Aim of the task
Among the records, which lines include "text"? List them.

Data under study
○ ○ ○ ○

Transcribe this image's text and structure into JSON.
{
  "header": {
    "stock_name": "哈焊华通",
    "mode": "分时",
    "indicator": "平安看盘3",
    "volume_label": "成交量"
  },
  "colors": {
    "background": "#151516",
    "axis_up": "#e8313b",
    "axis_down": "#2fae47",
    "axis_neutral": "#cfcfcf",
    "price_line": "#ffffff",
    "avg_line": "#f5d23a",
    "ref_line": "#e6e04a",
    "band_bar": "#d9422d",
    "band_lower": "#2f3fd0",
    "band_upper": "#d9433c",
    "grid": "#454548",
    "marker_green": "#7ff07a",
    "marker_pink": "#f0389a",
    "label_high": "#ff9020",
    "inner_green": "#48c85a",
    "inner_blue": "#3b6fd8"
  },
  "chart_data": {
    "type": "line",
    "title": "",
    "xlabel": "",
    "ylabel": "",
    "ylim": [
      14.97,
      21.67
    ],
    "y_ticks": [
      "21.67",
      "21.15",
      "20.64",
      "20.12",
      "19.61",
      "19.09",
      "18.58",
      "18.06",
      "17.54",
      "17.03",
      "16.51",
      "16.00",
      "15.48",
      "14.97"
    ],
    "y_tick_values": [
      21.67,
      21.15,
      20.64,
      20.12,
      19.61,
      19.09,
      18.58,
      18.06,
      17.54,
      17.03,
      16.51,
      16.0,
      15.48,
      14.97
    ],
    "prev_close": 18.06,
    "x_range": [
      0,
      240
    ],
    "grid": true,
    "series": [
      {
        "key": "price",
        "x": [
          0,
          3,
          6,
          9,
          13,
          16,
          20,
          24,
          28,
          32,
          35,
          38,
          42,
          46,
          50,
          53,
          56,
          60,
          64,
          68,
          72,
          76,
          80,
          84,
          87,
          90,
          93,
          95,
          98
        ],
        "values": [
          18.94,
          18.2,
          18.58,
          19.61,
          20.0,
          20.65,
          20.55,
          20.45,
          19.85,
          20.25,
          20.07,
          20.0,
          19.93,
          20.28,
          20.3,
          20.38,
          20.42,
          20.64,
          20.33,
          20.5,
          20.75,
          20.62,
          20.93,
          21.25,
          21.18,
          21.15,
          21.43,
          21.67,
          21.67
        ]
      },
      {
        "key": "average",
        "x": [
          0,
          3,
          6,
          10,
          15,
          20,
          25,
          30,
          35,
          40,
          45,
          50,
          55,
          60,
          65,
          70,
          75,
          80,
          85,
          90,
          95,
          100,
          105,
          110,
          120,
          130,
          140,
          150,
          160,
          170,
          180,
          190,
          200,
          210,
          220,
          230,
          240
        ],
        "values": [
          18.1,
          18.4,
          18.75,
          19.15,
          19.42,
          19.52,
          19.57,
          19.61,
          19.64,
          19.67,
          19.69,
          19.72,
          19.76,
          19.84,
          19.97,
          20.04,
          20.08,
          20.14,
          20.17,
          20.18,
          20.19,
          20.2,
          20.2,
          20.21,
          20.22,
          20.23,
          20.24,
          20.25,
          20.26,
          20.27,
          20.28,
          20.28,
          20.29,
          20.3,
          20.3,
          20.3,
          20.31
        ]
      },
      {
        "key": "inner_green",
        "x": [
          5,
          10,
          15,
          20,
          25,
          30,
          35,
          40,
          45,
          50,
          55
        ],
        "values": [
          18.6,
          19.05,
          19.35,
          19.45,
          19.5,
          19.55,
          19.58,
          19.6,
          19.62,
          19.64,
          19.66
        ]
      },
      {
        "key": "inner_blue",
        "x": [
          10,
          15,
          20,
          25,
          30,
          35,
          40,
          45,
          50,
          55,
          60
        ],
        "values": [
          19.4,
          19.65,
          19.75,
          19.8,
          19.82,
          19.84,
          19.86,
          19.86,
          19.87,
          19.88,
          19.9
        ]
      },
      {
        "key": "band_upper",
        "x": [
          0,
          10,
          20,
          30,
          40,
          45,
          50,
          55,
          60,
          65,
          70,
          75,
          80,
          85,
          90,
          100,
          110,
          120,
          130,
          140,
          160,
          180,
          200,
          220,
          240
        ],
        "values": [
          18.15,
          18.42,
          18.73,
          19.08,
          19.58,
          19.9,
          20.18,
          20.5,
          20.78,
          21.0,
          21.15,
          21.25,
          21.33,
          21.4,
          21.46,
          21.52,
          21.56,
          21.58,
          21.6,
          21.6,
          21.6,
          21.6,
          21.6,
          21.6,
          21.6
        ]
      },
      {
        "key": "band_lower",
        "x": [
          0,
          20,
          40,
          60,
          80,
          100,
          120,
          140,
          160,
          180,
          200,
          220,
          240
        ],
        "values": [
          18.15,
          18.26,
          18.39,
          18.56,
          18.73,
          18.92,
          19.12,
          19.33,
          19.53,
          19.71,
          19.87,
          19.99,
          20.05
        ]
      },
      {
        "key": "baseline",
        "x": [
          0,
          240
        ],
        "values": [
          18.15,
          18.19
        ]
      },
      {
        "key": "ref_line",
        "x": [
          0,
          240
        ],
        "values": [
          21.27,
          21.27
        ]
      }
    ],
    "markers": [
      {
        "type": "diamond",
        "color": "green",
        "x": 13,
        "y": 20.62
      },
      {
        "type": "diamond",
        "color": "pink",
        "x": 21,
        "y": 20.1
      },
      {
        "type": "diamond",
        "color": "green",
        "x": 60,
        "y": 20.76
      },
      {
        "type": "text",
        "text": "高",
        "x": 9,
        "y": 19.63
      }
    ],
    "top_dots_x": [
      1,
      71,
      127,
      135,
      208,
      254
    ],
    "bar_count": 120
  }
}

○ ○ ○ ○

Result of the exercise
Transcribe this image's text and structure into JSON.
        "type": "text",
        "text": "高",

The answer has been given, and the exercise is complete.